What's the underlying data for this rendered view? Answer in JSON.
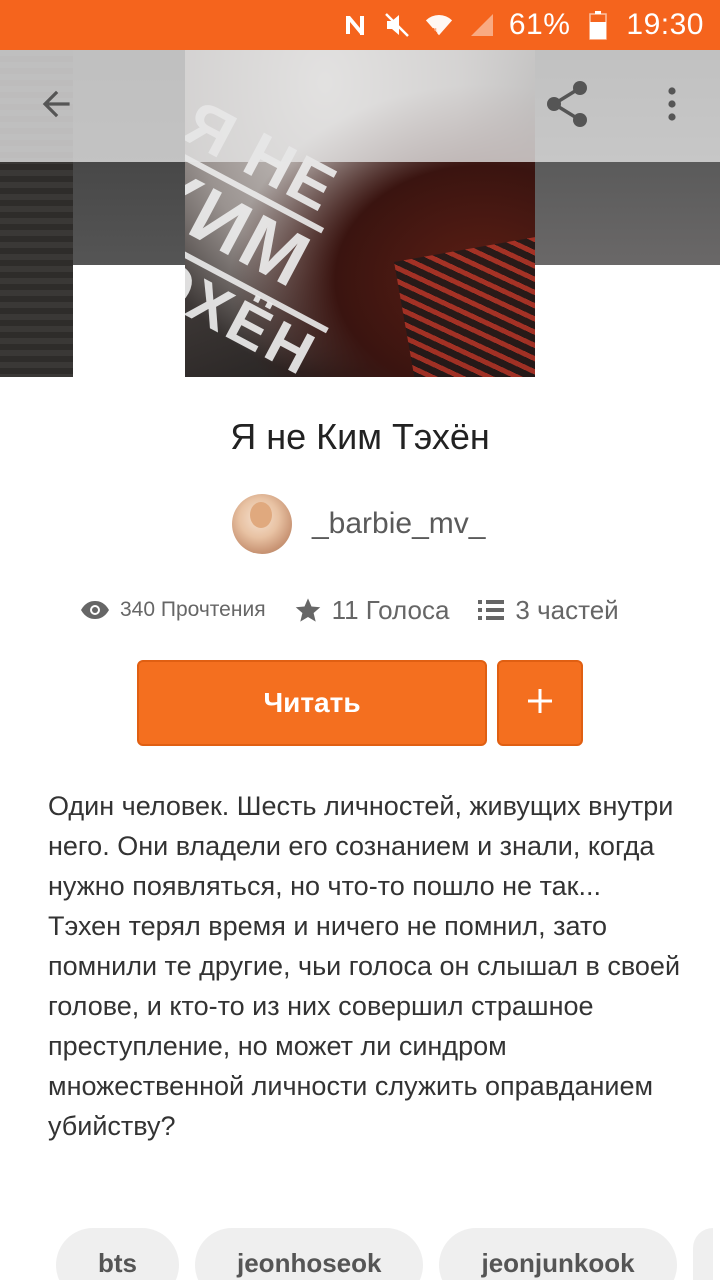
{
  "status_bar": {
    "battery_percent": "61%",
    "time": "19:30",
    "icons": [
      "nfc-icon",
      "mute-icon",
      "wifi-icon",
      "signal-icon",
      "battery-icon"
    ]
  },
  "toolbar": {
    "icons": [
      "back-arrow-icon",
      "share-icon",
      "more-vert-icon"
    ]
  },
  "cover": {
    "lines": [
      "Я НЕ",
      "КИМ",
      "ТЭХЁН"
    ]
  },
  "story": {
    "title": "Я не Ким Тэхён",
    "author": "_barbie_mv_",
    "stats": {
      "reads": "340 Прочтения",
      "votes": "11 Голоса",
      "parts": "3 частей"
    },
    "read_button": "Читать",
    "add_button": "+",
    "description": [
      "Один человек. Шесть личностей, живущих внутри него. Они владели его сознанием и знали, когда нужно появляться, но что-то пошло не так...",
      "Тэхен терял время и ничего не помнил, зато помнили те другие, чьи голоса он слышал в своей голове, и кто-то из них совершил страшное преступление, но может ли синдром множественной личности служить оправданием убийству?"
    ],
    "tags": [
      "bts",
      "jeonhoseok",
      "jeonjunkook"
    ]
  },
  "colors": {
    "accent": "#f46f1f",
    "status_bar": "#f5641d"
  }
}
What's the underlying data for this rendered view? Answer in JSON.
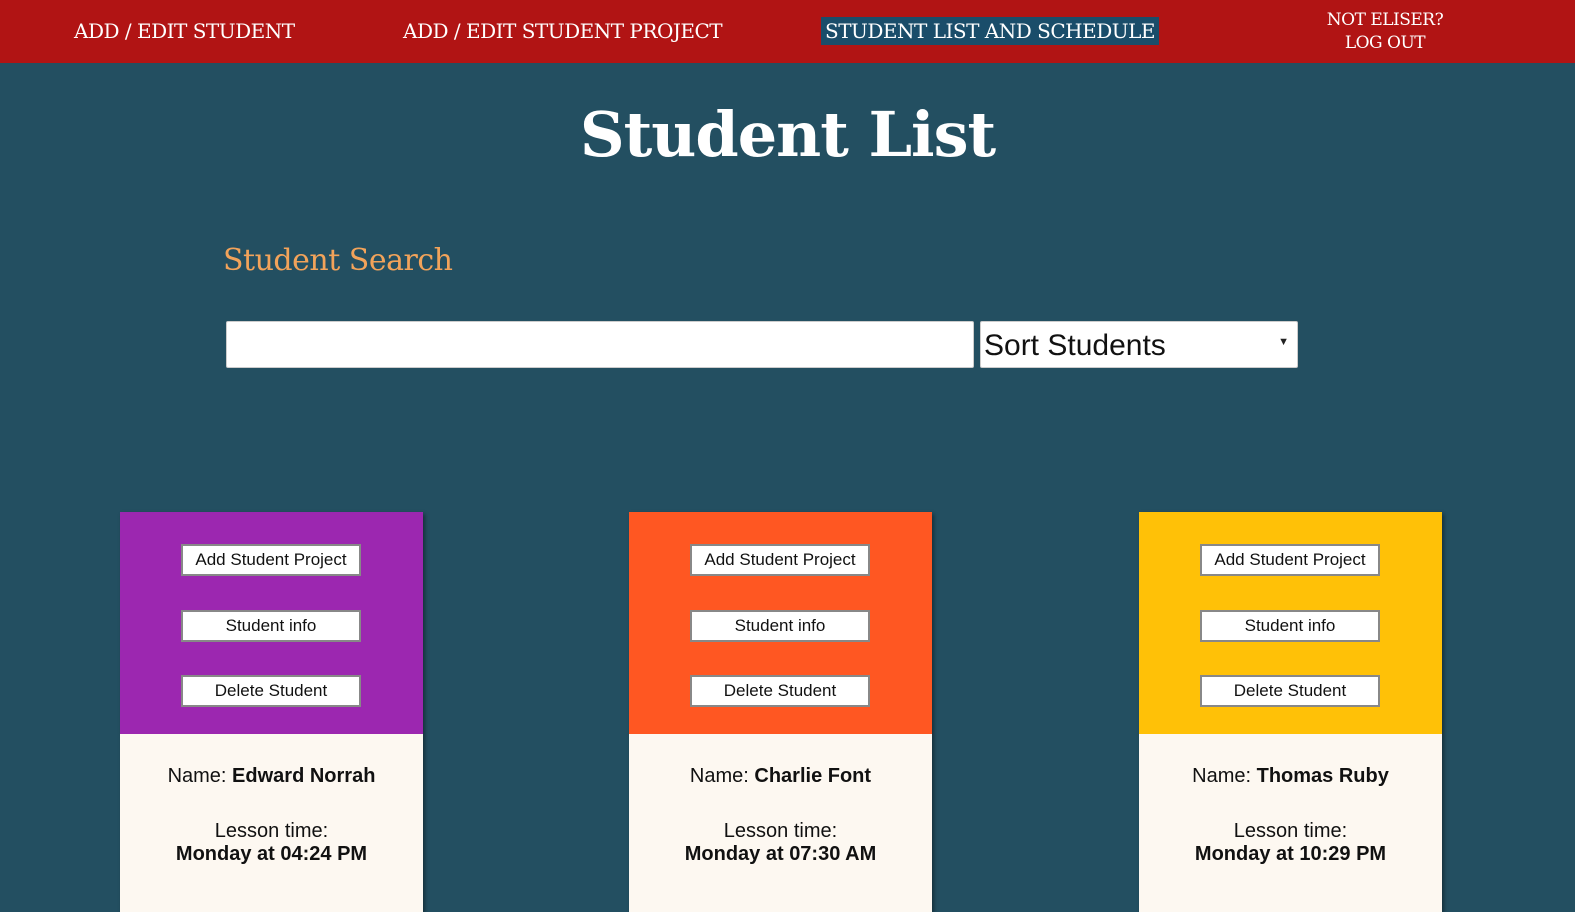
{
  "nav": {
    "items": [
      {
        "label": "ADD / EDIT STUDENT",
        "active": false
      },
      {
        "label": "ADD / EDIT STUDENT PROJECT",
        "active": false
      },
      {
        "label": "STUDENT LIST AND SCHEDULE",
        "active": true
      }
    ],
    "user_prompt": "NOT ELISER?",
    "logout_label": "LOG OUT"
  },
  "page": {
    "title": "Student List",
    "search_title": "Student Search",
    "search_value": "",
    "sort_label": "Sort Students"
  },
  "card_buttons": {
    "add_project": "Add Student Project",
    "info": "Student info",
    "delete": "Delete Student"
  },
  "labels": {
    "name": "Name: ",
    "lesson_time": "Lesson time:"
  },
  "students": [
    {
      "name": "Edward Norrah",
      "lesson_time": "Monday at 04:24 PM",
      "color": "#9c27b0"
    },
    {
      "name": "Charlie Font",
      "lesson_time": "Monday at 07:30 AM",
      "color": "#ff5722"
    },
    {
      "name": "Thomas Ruby",
      "lesson_time": "Monday at 10:29 PM",
      "color": "#ffc107"
    }
  ]
}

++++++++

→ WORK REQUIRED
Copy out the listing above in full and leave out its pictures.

→ ANSWER SPACE
What's the underlying data for this rendered view? Answer in JSON.
{
  "status_bar": {
    "battery_percent": "61%",
    "time": "19:30",
    "icons": [
      "nfc-icon",
      "mute-icon",
      "wifi-icon",
      "signal-icon",
      "battery-icon"
    ]
  },
  "toolbar": {
    "icons": [
      "back-arrow-icon",
      "share-icon",
      "more-vert-icon"
    ]
  },
  "cover": {
    "lines": [
      "Я НЕ",
      "КИМ",
      "ТЭХЁН"
    ]
  },
  "story": {
    "title": "Я не Ким Тэхён",
    "author": "_barbie_mv_",
    "stats": {
      "reads": "340 Прочтения",
      "votes": "11 Голоса",
      "parts": "3 частей"
    },
    "read_button": "Читать",
    "add_button": "+",
    "description": [
      "Один человек. Шесть личностей, живущих внутри него. Они владели его сознанием и знали, когда нужно появляться, но что-то пошло не так...",
      "Тэхен терял время и ничего не помнил, зато помнили те другие, чьи голоса он слышал в своей голове, и кто-то из них совершил страшное преступление, но может ли синдром множественной личности служить оправданием убийству?"
    ],
    "tags": [
      "bts",
      "jeonhoseok",
      "jeonjunkook"
    ]
  },
  "colors": {
    "accent": "#f46f1f",
    "status_bar": "#f5641d"
  }
}
What's the underlying data for this rendered view? Answer in JSON.
{
  "nav": {
    "items": [
      {
        "label": "ADD / EDIT STUDENT",
        "active": false
      },
      {
        "label": "ADD / EDIT STUDENT PROJECT",
        "active": false
      },
      {
        "label": "STUDENT LIST AND SCHEDULE",
        "active": true
      }
    ],
    "user_prompt": "NOT ELISER?",
    "logout_label": "LOG OUT"
  },
  "page": {
    "title": "Student List",
    "search_title": "Student Search",
    "search_value": "",
    "sort_label": "Sort Students"
  },
  "card_buttons": {
    "add_project": "Add Student Project",
    "info": "Student info",
    "delete": "Delete Student"
  },
  "labels": {
    "name": "Name: ",
    "lesson_time": "Lesson time:"
  },
  "students": [
    {
      "name": "Edward Norrah",
      "lesson_time": "Monday at 04:24 PM",
      "color": "#9c27b0"
    },
    {
      "name": "Charlie Font",
      "lesson_time": "Monday at 07:30 AM",
      "color": "#ff5722"
    },
    {
      "name": "Thomas Ruby",
      "lesson_time": "Monday at 10:29 PM",
      "color": "#ffc107"
    }
  ]
}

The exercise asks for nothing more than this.